### [Task item]
In the material beneath, how many lines contain the word "Software"? Give the count alone.

### [Records provided]
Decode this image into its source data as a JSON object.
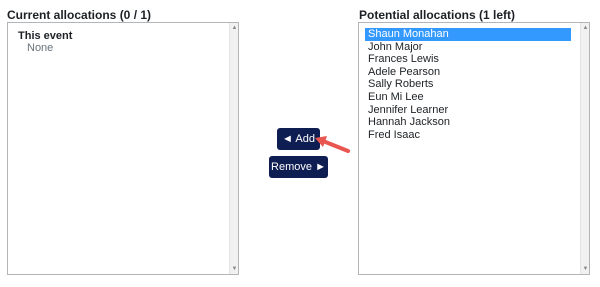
{
  "current": {
    "label": "Current allocations (0 / 1)",
    "group_label": "This event",
    "empty_text": "None"
  },
  "potential": {
    "label": "Potential allocations (1 left)",
    "options": [
      {
        "text": "Shaun Monahan",
        "selected": true
      },
      {
        "text": "John Major",
        "selected": false
      },
      {
        "text": "Frances Lewis",
        "selected": false
      },
      {
        "text": "Adele Pearson",
        "selected": false
      },
      {
        "text": "Sally Roberts",
        "selected": false
      },
      {
        "text": "Eun Mi Lee",
        "selected": false
      },
      {
        "text": "Jennifer Learner",
        "selected": false
      },
      {
        "text": "Hannah Jackson",
        "selected": false
      },
      {
        "text": "Fred Isaac",
        "selected": false
      }
    ]
  },
  "buttons": {
    "add_label": "◄ Add",
    "remove_label": "Remove ►"
  },
  "colors": {
    "button_bg": "#0f1e52",
    "selected_bg": "#3399ff",
    "annotation_arrow": "#e9554f"
  },
  "icons": {
    "annotation": "pointer-arrow-icon"
  }
}
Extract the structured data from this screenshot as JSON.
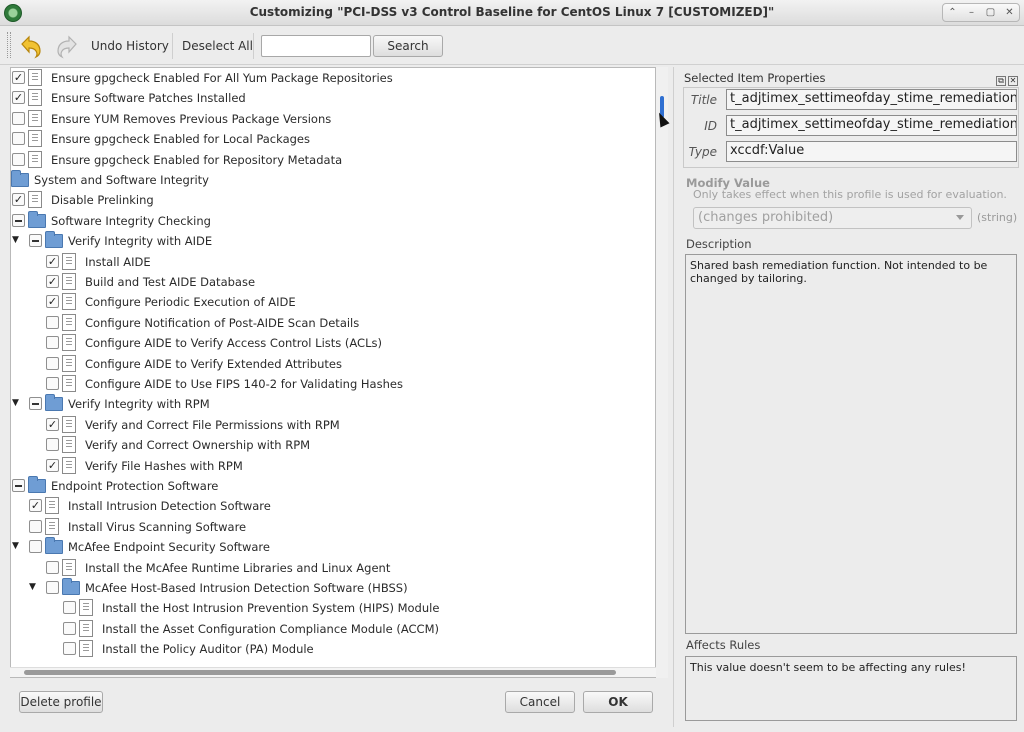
{
  "window": {
    "title": "Customizing \"PCI-DSS v3 Control Baseline for CentOS Linux 7 [CUSTOMIZED]\"",
    "controls": [
      "⌃",
      "–",
      "▢",
      "✕"
    ]
  },
  "toolbar": {
    "undo_history_label": "Undo History",
    "deselect_all_label": "Deselect All",
    "search_value": "",
    "search_button_label": "Search"
  },
  "tree": {
    "rows": [
      {
        "level": 3,
        "arrow": "",
        "check": "checked",
        "icon": "doc",
        "label": "Ensure gpgcheck Enabled For All Yum Package Repositories"
      },
      {
        "level": 3,
        "arrow": "",
        "check": "checked",
        "icon": "doc",
        "label": "Ensure Software Patches Installed"
      },
      {
        "level": 3,
        "arrow": "",
        "check": "none",
        "icon": "doc",
        "label": "Ensure YUM Removes Previous Package Versions"
      },
      {
        "level": 3,
        "arrow": "",
        "check": "none",
        "icon": "doc",
        "label": "Ensure gpgcheck Enabled for Local Packages"
      },
      {
        "level": 3,
        "arrow": "",
        "check": "none",
        "icon": "doc",
        "label": "Ensure gpgcheck Enabled for Repository Metadata"
      },
      {
        "level": 2,
        "arrow": "▼",
        "check": "partial",
        "icon": "folder",
        "label": "System and Software Integrity"
      },
      {
        "level": 3,
        "arrow": "",
        "check": "checked",
        "icon": "doc",
        "label": "Disable Prelinking"
      },
      {
        "level": 3,
        "arrow": "▼",
        "check": "partial",
        "icon": "folder",
        "label": "Software Integrity Checking"
      },
      {
        "level": 4,
        "arrow": "▼",
        "check": "partial",
        "icon": "folder",
        "label": "Verify Integrity with AIDE"
      },
      {
        "level": 5,
        "arrow": "",
        "check": "checked",
        "icon": "doc",
        "label": "Install AIDE"
      },
      {
        "level": 5,
        "arrow": "",
        "check": "checked",
        "icon": "doc",
        "label": "Build and Test AIDE Database"
      },
      {
        "level": 5,
        "arrow": "",
        "check": "checked",
        "icon": "doc",
        "label": "Configure Periodic Execution of AIDE"
      },
      {
        "level": 5,
        "arrow": "",
        "check": "none",
        "icon": "doc",
        "label": "Configure Notification of Post-AIDE Scan Details"
      },
      {
        "level": 5,
        "arrow": "",
        "check": "none",
        "icon": "doc",
        "label": "Configure AIDE to Verify Access Control Lists (ACLs)"
      },
      {
        "level": 5,
        "arrow": "",
        "check": "none",
        "icon": "doc",
        "label": "Configure AIDE to Verify Extended Attributes"
      },
      {
        "level": 5,
        "arrow": "",
        "check": "none",
        "icon": "doc",
        "label": "Configure AIDE to Use FIPS 140-2 for Validating Hashes"
      },
      {
        "level": 4,
        "arrow": "▼",
        "check": "partial",
        "icon": "folder",
        "label": "Verify Integrity with RPM"
      },
      {
        "level": 5,
        "arrow": "",
        "check": "checked",
        "icon": "doc",
        "label": "Verify and Correct File Permissions with RPM"
      },
      {
        "level": 5,
        "arrow": "",
        "check": "none",
        "icon": "doc",
        "label": "Verify and Correct Ownership with RPM"
      },
      {
        "level": 5,
        "arrow": "",
        "check": "checked",
        "icon": "doc",
        "label": "Verify File Hashes with RPM"
      },
      {
        "level": 3,
        "arrow": "▼",
        "check": "partial",
        "icon": "folder",
        "label": "Endpoint Protection Software"
      },
      {
        "level": 4,
        "arrow": "",
        "check": "checked",
        "icon": "doc",
        "label": "Install Intrusion Detection Software"
      },
      {
        "level": 4,
        "arrow": "",
        "check": "none",
        "icon": "doc",
        "label": "Install Virus Scanning Software"
      },
      {
        "level": 4,
        "arrow": "▼",
        "check": "none",
        "icon": "folder",
        "label": "McAfee Endpoint Security Software"
      },
      {
        "level": 5,
        "arrow": "",
        "check": "none",
        "icon": "doc",
        "label": "Install the McAfee Runtime Libraries and Linux Agent"
      },
      {
        "level": 5,
        "arrow": "▼",
        "check": "none",
        "icon": "folder",
        "label": "McAfee Host-Based Intrusion Detection Software (HBSS)"
      },
      {
        "level": 6,
        "arrow": "",
        "check": "none",
        "icon": "doc",
        "label": "Install the Host Intrusion Prevention System (HIPS) Module"
      },
      {
        "level": 6,
        "arrow": "",
        "check": "none",
        "icon": "doc",
        "label": "Install the Asset Configuration Compliance Module (ACCM)"
      },
      {
        "level": 6,
        "arrow": "",
        "check": "none",
        "icon": "doc",
        "label": "Install the Policy Auditor (PA) Module"
      }
    ]
  },
  "buttons": {
    "delete_profile": "Delete profile",
    "cancel": "Cancel",
    "ok": "OK"
  },
  "properties": {
    "header": "Selected Item Properties",
    "title_label": "Title",
    "title_value": "t_adjtimex_settimeofday_stime_remediation",
    "id_label": "ID",
    "id_value": "t_adjtimex_settimeofday_stime_remediation",
    "type_label": "Type",
    "type_value": "xccdf:Value",
    "modify_value_label": "Modify Value",
    "modify_hint": "Only takes effect when this profile is used for evaluation.",
    "value_select": "(changes prohibited)",
    "value_type": "(string)",
    "description_label": "Description",
    "description_text": "Shared bash remediation function. Not intended to be changed by tailoring.",
    "affects_rules_label": "Affects Rules",
    "affects_rules_text": "This value doesn't seem to be affecting any rules!"
  }
}
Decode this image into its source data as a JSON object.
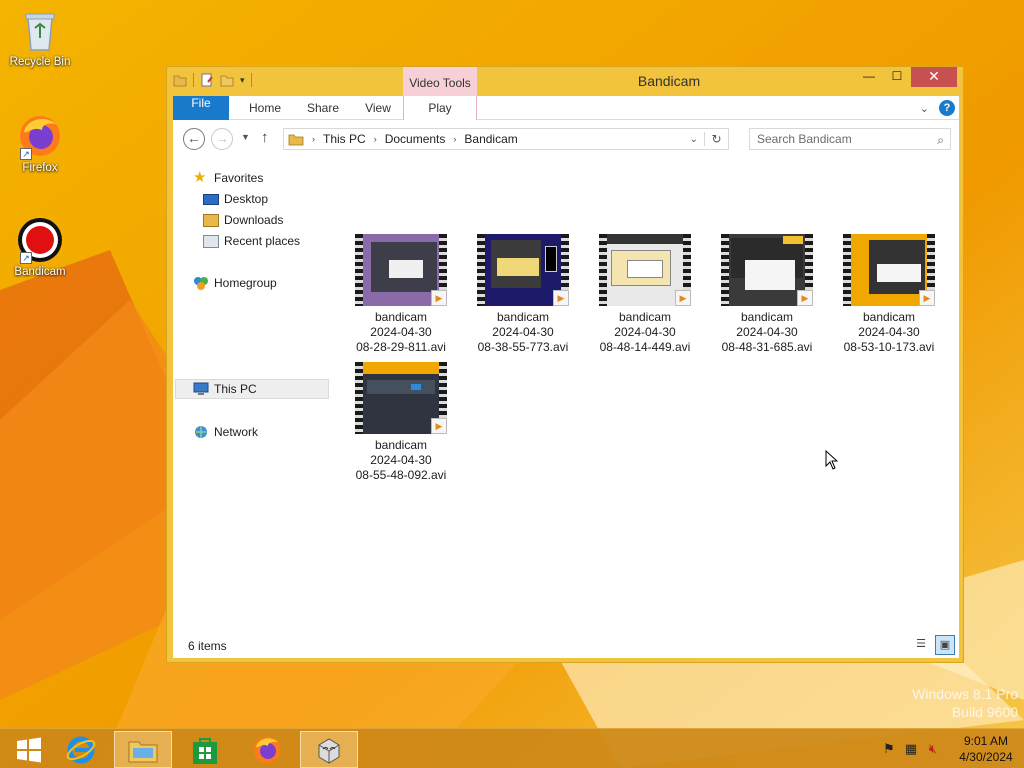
{
  "desktop": {
    "icons": [
      {
        "label": "Recycle Bin",
        "icon": "recycle-bin-icon"
      },
      {
        "label": "Firefox",
        "icon": "firefox-icon"
      },
      {
        "label": "Bandicam",
        "icon": "bandicam-icon"
      }
    ],
    "watermark_line1": "Windows 8.1 Pro",
    "watermark_line2": "Build 9600"
  },
  "window": {
    "title": "Bandicam",
    "contextual_tab": "Video Tools",
    "ribbon_tabs": [
      "File",
      "Home",
      "Share",
      "View",
      "Play"
    ],
    "breadcrumb": [
      "This PC",
      "Documents",
      "Bandicam"
    ],
    "search_placeholder": "Search Bandicam",
    "navpane": {
      "favorites": "Favorites",
      "desktop": "Desktop",
      "downloads": "Downloads",
      "recent_places": "Recent places",
      "homegroup": "Homegroup",
      "this_pc": "This PC",
      "network": "Network"
    },
    "files": [
      {
        "line1": "bandicam",
        "line2": "2024-04-30",
        "line3": "08-28-29-811.avi"
      },
      {
        "line1": "bandicam",
        "line2": "2024-04-30",
        "line3": "08-38-55-773.avi"
      },
      {
        "line1": "bandicam",
        "line2": "2024-04-30",
        "line3": "08-48-14-449.avi"
      },
      {
        "line1": "bandicam",
        "line2": "2024-04-30",
        "line3": "08-48-31-685.avi"
      },
      {
        "line1": "bandicam",
        "line2": "2024-04-30",
        "line3": "08-53-10-173.avi"
      },
      {
        "line1": "bandicam",
        "line2": "2024-04-30",
        "line3": "08-55-48-092.avi"
      }
    ],
    "status_count": "6 items"
  },
  "taskbar": {
    "items": [
      "start-icon",
      "internet-explorer-icon",
      "file-explorer-icon",
      "store-icon",
      "firefox-icon",
      "app-icon"
    ],
    "time": "9:01 AM",
    "date": "4/30/2024"
  },
  "colors": {
    "accent": "#1979ca",
    "close": "#c75050",
    "window_frame": "#f2c33c",
    "desktop": "#f0a800"
  }
}
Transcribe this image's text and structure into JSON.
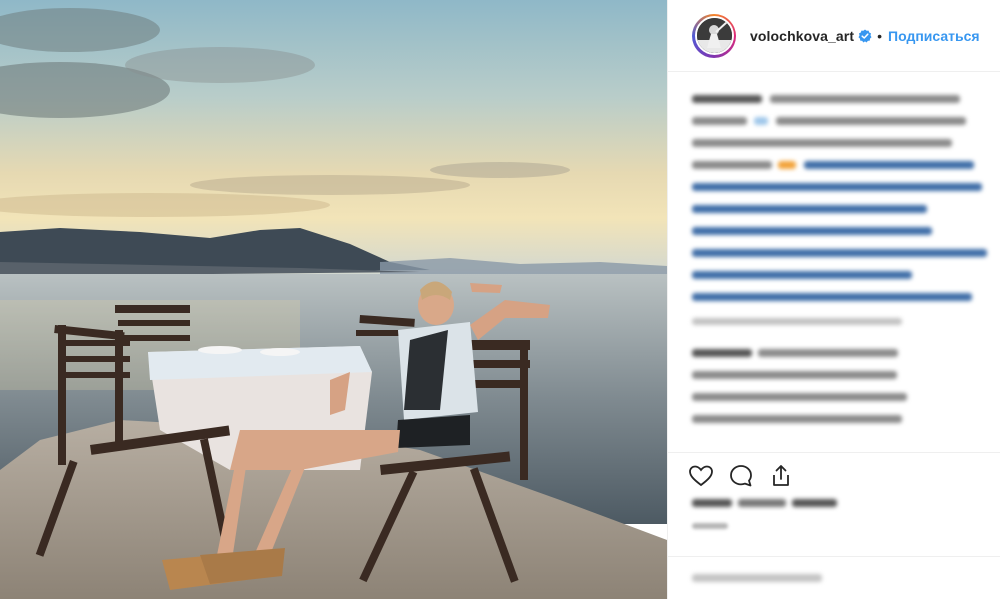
{
  "header": {
    "username": "volochkova_art",
    "separator": "•",
    "follow_label": "Подписаться"
  },
  "photo": {
    "alt": ""
  },
  "icons": {
    "verified": "verified-badge-icon",
    "like": "heart-icon",
    "comment": "comment-icon",
    "share": "share-icon"
  },
  "colors": {
    "accent": "#3897f0",
    "text": "#262626",
    "muted": "#999999",
    "border": "#efefef"
  }
}
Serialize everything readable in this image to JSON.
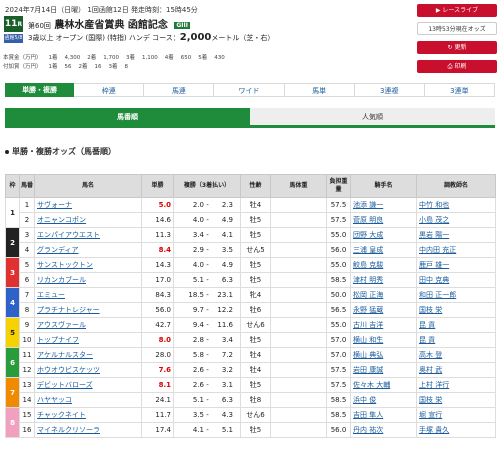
{
  "race": {
    "date_line": "2024年7月14日（日曜） 1回函館12日 発走時刻：15時45分",
    "number": "11",
    "number_suffix": "R",
    "title_prefix": "第60回",
    "title": "農林水産省賞典 函館記念",
    "grade": "GIII",
    "course_badge": "函館5/8",
    "cond_left": "3歳以上 オープン (国際) (特指) ハンデ コース：",
    "distance": "2,000",
    "cond_right": "メートル（芝・右）",
    "prize_row1": [
      "本賞金（万円）",
      "1着",
      "4,300",
      "2着",
      "1,700",
      "3着",
      "1,100",
      "4着",
      "650",
      "5着",
      "430"
    ],
    "prize_row2": [
      "付加賞（万円）",
      "1着",
      "56",
      "2着",
      "16",
      "3着",
      "8"
    ]
  },
  "side_buttons": {
    "live": "▶ レースライブ",
    "now": "13時53分現在オッズ",
    "update": "↻ 更新",
    "print": "⎙ 印刷"
  },
  "odds_tabs": [
    "単勝・複勝",
    "枠連",
    "馬連",
    "ワイド",
    "馬単",
    "3連複",
    "3連単"
  ],
  "sort_tabs": [
    "馬番順",
    "人気順"
  ],
  "section_title": "単勝・複勝オッズ（馬番順）",
  "table_headers": [
    "枠",
    "馬番",
    "馬名",
    "単勝",
    "複勝（3着払い）",
    "性齢",
    "馬体重",
    "負担重量",
    "騎手名",
    "調教師名"
  ],
  "waku_colors": {
    "1": "#ffffff",
    "2": "#222222",
    "3": "#e03030",
    "4": "#2f62c8",
    "5": "#f5d200",
    "6": "#2a9b3a",
    "7": "#f08a00",
    "8": "#f2a0c0"
  },
  "rows": [
    {
      "waku": "1",
      "num": "1",
      "name": "サヴォーナ",
      "tan": "5.0",
      "pop": true,
      "fuku_min": "2.0",
      "fuku_max": "2.3",
      "sex": "牡4",
      "wt": "",
      "kg": "57.5",
      "jockey": "池添 謙一",
      "trainer": "中竹 和也"
    },
    {
      "waku": "",
      "num": "2",
      "name": "オニャンコポン",
      "tan": "14.6",
      "pop": false,
      "fuku_min": "4.0",
      "fuku_max": "4.9",
      "sex": "牡5",
      "wt": "",
      "kg": "57.5",
      "jockey": "菅原 明良",
      "trainer": "小島 茂之"
    },
    {
      "waku": "2",
      "num": "3",
      "name": "エンパイアウエスト",
      "tan": "11.3",
      "pop": false,
      "fuku_min": "3.4",
      "fuku_max": "4.1",
      "sex": "牡5",
      "wt": "",
      "kg": "55.0",
      "jockey": "団野 大成",
      "trainer": "黒岩 陽一"
    },
    {
      "waku": "",
      "num": "4",
      "name": "グランディア",
      "tan": "8.4",
      "pop": true,
      "fuku_min": "2.9",
      "fuku_max": "3.5",
      "sex": "せん5",
      "wt": "",
      "kg": "56.0",
      "jockey": "三浦 皇成",
      "trainer": "中内田 充正"
    },
    {
      "waku": "3",
      "num": "5",
      "name": "サンストックトン",
      "tan": "14.3",
      "pop": false,
      "fuku_min": "4.0",
      "fuku_max": "4.9",
      "sex": "牡5",
      "wt": "",
      "kg": "55.0",
      "jockey": "鮫島 克駿",
      "trainer": "鹿戸 雄一"
    },
    {
      "waku": "",
      "num": "6",
      "name": "リカンカブール",
      "tan": "17.0",
      "pop": false,
      "fuku_min": "5.1",
      "fuku_max": "6.3",
      "sex": "牡5",
      "wt": "",
      "kg": "58.5",
      "jockey": "津村 明秀",
      "trainer": "田中 克典"
    },
    {
      "waku": "4",
      "num": "7",
      "name": "エミュー",
      "tan": "84.3",
      "pop": false,
      "fuku_min": "18.5",
      "fuku_max": "23.1",
      "sex": "牝4",
      "wt": "",
      "kg": "50.0",
      "jockey": "松岡 正海",
      "trainer": "和田 正一郎"
    },
    {
      "waku": "",
      "num": "8",
      "name": "プラチナトレジャー",
      "tan": "56.0",
      "pop": false,
      "fuku_min": "9.7",
      "fuku_max": "12.2",
      "sex": "牡6",
      "wt": "",
      "kg": "56.5",
      "jockey": "永野 猛蔵",
      "trainer": "国枝 栄"
    },
    {
      "waku": "5",
      "num": "9",
      "name": "アウスヴァール",
      "tan": "42.7",
      "pop": false,
      "fuku_min": "9.4",
      "fuku_max": "11.6",
      "sex": "せん6",
      "wt": "",
      "kg": "55.0",
      "jockey": "古川 吉洋",
      "trainer": "昆 貢"
    },
    {
      "waku": "",
      "num": "10",
      "name": "トップナイフ",
      "tan": "8.0",
      "pop": true,
      "fuku_min": "2.8",
      "fuku_max": "3.4",
      "sex": "牡5",
      "wt": "",
      "kg": "57.0",
      "jockey": "横山 和生",
      "trainer": "昆 貢"
    },
    {
      "waku": "6",
      "num": "11",
      "name": "アケルナルスター",
      "tan": "28.0",
      "pop": false,
      "fuku_min": "5.8",
      "fuku_max": "7.2",
      "sex": "牡4",
      "wt": "",
      "kg": "57.0",
      "jockey": "横山 典弘",
      "trainer": "高木 登"
    },
    {
      "waku": "",
      "num": "12",
      "name": "ホウオウビスケッツ",
      "tan": "7.6",
      "pop": true,
      "fuku_min": "2.6",
      "fuku_max": "3.2",
      "sex": "牡4",
      "wt": "",
      "kg": "57.5",
      "jockey": "岩田 康誠",
      "trainer": "奥村 武"
    },
    {
      "waku": "7",
      "num": "13",
      "name": "デビットバローズ",
      "tan": "8.1",
      "pop": true,
      "fuku_min": "2.6",
      "fuku_max": "3.1",
      "sex": "牡5",
      "wt": "",
      "kg": "57.5",
      "jockey": "佐々木 大輔",
      "trainer": "上村 洋行"
    },
    {
      "waku": "",
      "num": "14",
      "name": "ハヤヤッコ",
      "tan": "24.1",
      "pop": false,
      "fuku_min": "5.1",
      "fuku_max": "6.3",
      "sex": "牡8",
      "wt": "",
      "kg": "58.5",
      "jockey": "浜中 俊",
      "trainer": "国枝 栄"
    },
    {
      "waku": "8",
      "num": "15",
      "name": "チャックネイト",
      "tan": "11.7",
      "pop": false,
      "fuku_min": "3.5",
      "fuku_max": "4.3",
      "sex": "せん6",
      "wt": "",
      "kg": "58.5",
      "jockey": "吉田 隼人",
      "trainer": "堀 宣行"
    },
    {
      "waku": "",
      "num": "16",
      "name": "マイネルクリソーラ",
      "tan": "17.4",
      "pop": false,
      "fuku_min": "4.1",
      "fuku_max": "5.1",
      "sex": "牡5",
      "wt": "",
      "kg": "56.0",
      "jockey": "丹内 祐次",
      "trainer": "手塚 貴久"
    }
  ]
}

### [Solution to this task]
8